→ **Exercise**:
In the lines below, the string "individu" may appear; say how many lines hold it and give nothing more.

→ **Given records**:
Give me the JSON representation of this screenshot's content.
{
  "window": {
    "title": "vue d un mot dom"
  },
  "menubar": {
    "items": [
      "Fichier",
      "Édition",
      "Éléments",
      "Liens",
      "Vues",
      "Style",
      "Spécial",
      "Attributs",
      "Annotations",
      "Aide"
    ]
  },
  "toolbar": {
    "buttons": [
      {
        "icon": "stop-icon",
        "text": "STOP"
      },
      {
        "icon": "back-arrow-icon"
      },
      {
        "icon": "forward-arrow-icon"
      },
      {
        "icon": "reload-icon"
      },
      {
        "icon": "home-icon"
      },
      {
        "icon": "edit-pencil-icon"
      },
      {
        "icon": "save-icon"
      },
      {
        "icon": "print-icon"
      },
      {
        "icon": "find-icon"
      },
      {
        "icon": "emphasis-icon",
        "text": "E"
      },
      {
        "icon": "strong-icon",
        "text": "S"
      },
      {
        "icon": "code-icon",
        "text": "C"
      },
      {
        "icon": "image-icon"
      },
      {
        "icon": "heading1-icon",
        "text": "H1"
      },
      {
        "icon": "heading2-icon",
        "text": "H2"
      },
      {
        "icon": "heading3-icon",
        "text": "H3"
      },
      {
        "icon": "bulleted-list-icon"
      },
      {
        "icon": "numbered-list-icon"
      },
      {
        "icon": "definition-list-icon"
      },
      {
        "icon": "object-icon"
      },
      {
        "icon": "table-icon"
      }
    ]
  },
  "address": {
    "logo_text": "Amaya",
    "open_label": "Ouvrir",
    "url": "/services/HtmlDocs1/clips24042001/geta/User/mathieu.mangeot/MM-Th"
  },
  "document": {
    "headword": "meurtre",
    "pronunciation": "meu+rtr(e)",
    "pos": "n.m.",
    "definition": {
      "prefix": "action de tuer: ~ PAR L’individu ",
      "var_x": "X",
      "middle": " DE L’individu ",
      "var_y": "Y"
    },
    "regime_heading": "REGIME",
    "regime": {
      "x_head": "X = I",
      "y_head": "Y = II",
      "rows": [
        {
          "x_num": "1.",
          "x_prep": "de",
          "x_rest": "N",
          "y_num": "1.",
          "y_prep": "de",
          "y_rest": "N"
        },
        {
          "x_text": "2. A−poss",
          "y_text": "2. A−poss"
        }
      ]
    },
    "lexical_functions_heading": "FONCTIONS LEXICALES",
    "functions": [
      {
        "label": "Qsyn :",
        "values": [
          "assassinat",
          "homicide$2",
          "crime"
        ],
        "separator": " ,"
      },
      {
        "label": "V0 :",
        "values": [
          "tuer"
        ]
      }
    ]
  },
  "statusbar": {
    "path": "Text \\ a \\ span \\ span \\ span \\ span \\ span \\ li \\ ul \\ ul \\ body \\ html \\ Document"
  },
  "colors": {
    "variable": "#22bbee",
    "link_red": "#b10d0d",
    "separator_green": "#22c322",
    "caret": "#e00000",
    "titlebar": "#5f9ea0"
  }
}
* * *
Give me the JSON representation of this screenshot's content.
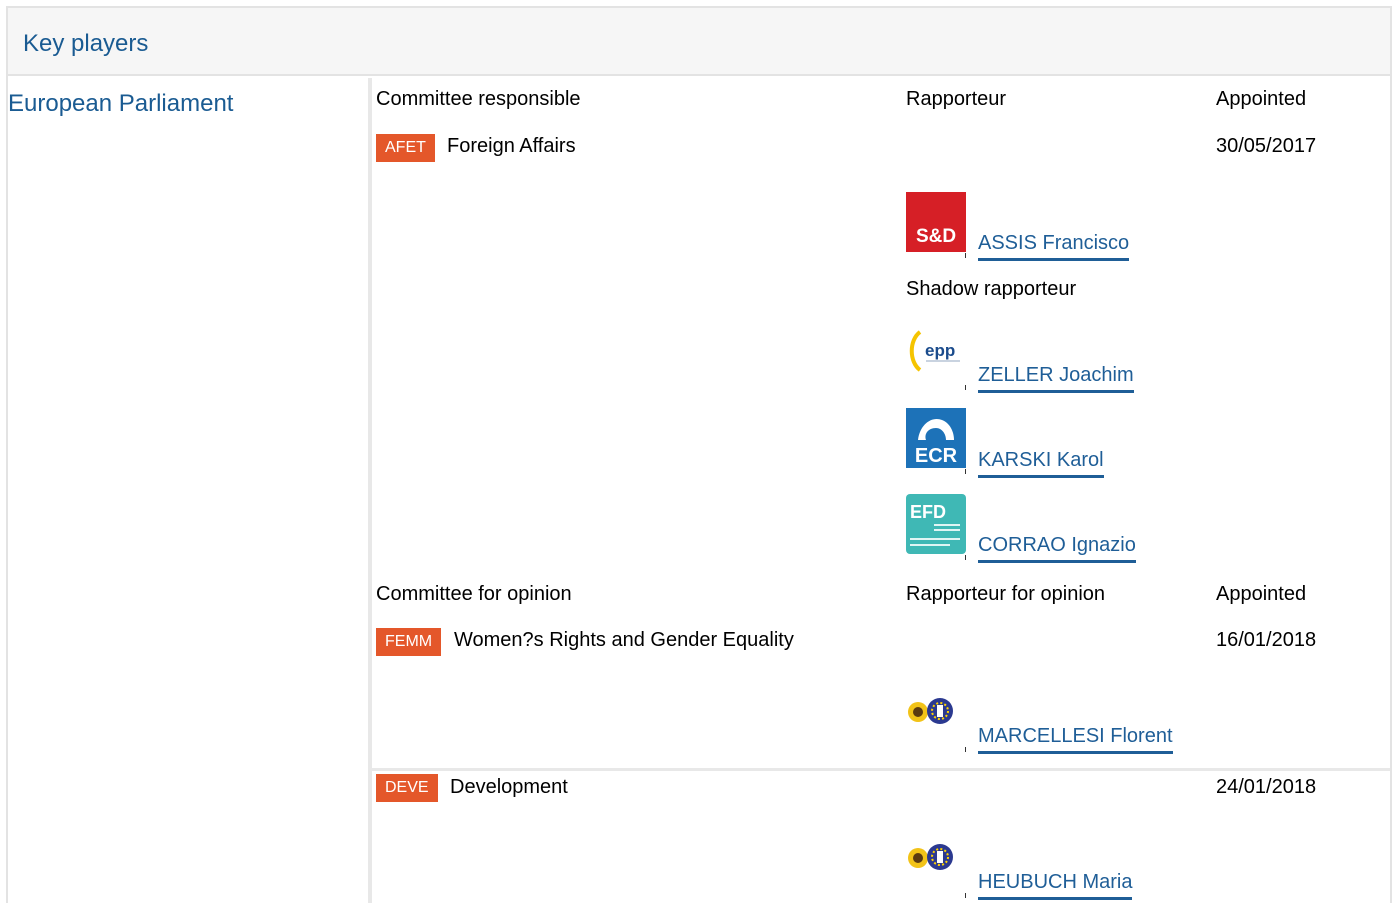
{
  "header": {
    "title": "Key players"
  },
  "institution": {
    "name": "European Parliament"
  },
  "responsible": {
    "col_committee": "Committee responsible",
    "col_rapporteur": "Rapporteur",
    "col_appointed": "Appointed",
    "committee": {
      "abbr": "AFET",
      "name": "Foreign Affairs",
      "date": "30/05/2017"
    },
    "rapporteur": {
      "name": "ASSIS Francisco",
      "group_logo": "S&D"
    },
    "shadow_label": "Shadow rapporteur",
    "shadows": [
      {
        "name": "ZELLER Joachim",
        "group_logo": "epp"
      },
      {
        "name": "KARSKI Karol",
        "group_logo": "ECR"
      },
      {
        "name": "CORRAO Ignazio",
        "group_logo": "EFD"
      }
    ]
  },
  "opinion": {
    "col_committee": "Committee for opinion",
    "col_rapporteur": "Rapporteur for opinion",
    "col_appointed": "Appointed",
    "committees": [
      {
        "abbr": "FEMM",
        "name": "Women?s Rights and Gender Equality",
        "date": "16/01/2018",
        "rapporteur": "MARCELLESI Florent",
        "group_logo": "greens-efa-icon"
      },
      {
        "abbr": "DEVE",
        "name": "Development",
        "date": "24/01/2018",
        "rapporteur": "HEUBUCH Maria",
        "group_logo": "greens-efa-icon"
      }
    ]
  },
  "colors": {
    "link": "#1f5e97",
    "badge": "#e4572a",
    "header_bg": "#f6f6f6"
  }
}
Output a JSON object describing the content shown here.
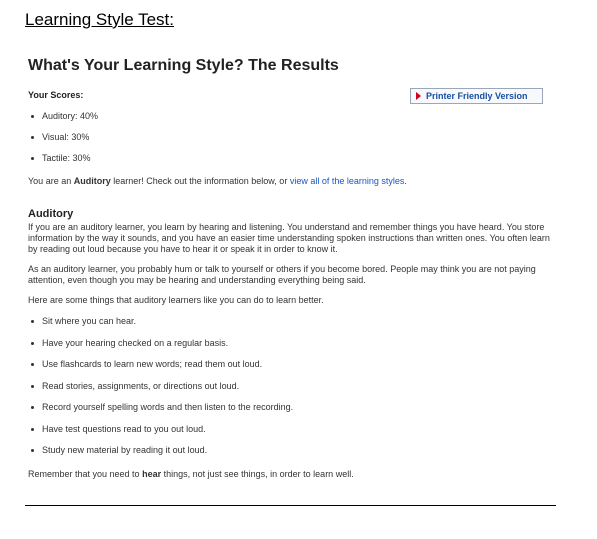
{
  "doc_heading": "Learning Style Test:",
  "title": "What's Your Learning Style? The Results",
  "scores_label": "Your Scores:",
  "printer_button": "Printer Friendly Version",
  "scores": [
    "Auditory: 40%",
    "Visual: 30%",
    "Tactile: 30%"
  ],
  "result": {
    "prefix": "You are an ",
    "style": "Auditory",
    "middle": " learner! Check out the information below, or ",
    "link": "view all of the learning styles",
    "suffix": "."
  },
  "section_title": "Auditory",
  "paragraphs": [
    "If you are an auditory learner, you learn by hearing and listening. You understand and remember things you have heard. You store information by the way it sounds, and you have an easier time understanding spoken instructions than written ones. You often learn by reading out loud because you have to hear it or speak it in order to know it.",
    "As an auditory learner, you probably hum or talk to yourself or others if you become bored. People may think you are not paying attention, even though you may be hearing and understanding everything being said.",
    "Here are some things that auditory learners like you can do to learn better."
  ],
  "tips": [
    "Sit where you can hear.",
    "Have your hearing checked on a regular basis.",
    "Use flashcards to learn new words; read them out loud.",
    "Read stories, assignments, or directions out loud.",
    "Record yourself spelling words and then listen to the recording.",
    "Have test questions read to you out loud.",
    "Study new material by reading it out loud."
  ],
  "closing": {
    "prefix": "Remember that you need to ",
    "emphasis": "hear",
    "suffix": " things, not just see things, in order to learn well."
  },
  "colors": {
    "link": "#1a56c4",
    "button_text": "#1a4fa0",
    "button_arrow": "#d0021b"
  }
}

→ **Final answer**:
2